The exact quantity of inert gas necessary for proper operation of the primary heat pipe depends on the desired temperature to be maintained in the battery compartment. For instance, if it is desired to hold the temperature at C., and if water is the working fluid, a quantity of gas is initially admitted such that the pressure of the compressed gas in the stem is 760 torr when the common wall 10 is exposed to the circulating working fluid of the primary heat pipe. Since the volume of the stem under the common wall 10 can be made small relative to the total volume of the stem, the pressure in the stem and hence in the working fluid will remain approximately at 760 torr.
The secondary heat pipe 5 is shown in the form of a circular container. The secondary heat pipe may be filled with an inert gas which will be compressed radially outward with an increased heat input through the common surface 10, thus causing the interface 8 to move radially outward exposing more radiating surface 7. In addition, other heat pipes may be connected to the second heat pipe in the same manner the second heat pipe was connected to the first in order to further increase the radiating area.
Various Working fluids may be employed with this invention. For instance, using 1,1,1,2-tetrachloroethane, the working presure would be about 350 torr at 100 C., but since the freezing point is 68.7 C., the risk of freezing the working fluid is much less than when using water.
This invention has special utility in connection with space craft. Heat pipes have been shown to work successfully in space. The durability and reliability of the invention are of major importance when used in conditions making repair and servicing impossible.
What I claim is:
1. A device for maintaining a heat generating body at a constant temperature comprising a first enclosed container partially surrounding the heat generating body and a second enclosed container connected to the first container by a common wall at a point remote from the heat generating body, said first container having a portion extending beyond said common wall, both of the containers being lined with a capillary material and partially filled with a condensable working fluid and partially filled with an inert gas, the ratio of the quantity of said working fluid to the quantity of said inert gas being selected so that said working fluid is in contact with at least a portion of said common wall only at a predetermined operating temperature and higher temperatures.

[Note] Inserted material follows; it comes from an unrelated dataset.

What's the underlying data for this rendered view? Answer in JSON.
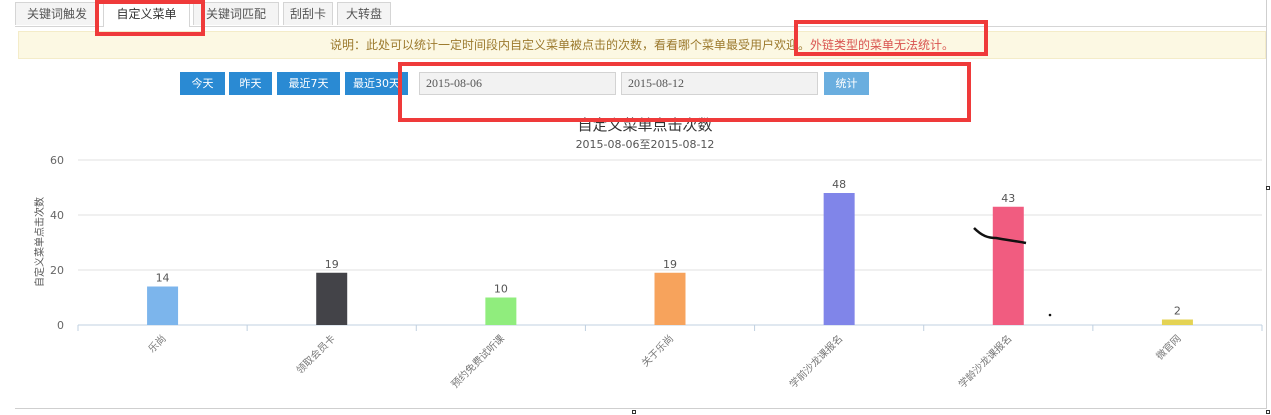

2. The device of claim 1 wherein the second container is circular.
3. The device of claim 1 wherein the condensable Working fluid is water. 7
4. The device of claim 1 wherein the condensable working fluid is 1,l,1,2-tetrachloroethane.
5. The device of claim 3 wherein one or more enclosed containers, each lined with a capillary material and filled with a condensable working fluid and an inert gas, are connected to the second container and to the next succeeding container by a common wall in chain fashion.
References Cited UNITED STATES PATENTS 3,378,449 4/1968 Roberts et a1. l65l05 X 2,581,347 1/1952 Backstrom 165-105 X 1,754,314 4/1930 Gay 165-105 X ROBERT A. OLEARY, Primary Examiner A. W. DAVIS, JR., Assistant Examiner US. Cl. .XR.